-------- RECORDS PROVIDED

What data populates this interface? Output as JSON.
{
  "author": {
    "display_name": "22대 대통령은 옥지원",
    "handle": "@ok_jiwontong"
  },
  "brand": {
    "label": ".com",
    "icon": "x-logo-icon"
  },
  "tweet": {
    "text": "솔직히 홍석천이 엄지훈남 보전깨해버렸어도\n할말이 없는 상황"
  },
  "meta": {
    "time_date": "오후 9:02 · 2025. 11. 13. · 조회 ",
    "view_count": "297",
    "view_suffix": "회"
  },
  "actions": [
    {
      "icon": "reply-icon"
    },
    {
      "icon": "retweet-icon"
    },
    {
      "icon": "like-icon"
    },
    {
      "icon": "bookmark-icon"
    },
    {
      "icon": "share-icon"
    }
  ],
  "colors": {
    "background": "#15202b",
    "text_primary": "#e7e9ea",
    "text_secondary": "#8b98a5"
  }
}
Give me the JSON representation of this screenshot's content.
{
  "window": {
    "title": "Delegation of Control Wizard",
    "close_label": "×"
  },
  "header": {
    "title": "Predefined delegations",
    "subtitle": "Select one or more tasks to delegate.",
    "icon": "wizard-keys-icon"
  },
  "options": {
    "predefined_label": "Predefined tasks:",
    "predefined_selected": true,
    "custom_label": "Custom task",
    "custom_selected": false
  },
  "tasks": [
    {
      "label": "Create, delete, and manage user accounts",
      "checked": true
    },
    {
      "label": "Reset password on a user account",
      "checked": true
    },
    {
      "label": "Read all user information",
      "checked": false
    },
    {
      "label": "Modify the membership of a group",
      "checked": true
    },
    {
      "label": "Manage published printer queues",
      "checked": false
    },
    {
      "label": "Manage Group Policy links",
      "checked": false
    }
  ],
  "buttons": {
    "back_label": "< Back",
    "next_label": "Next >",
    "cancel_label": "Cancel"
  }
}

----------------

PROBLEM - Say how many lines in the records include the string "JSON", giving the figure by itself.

SOLUTION BELOW - 2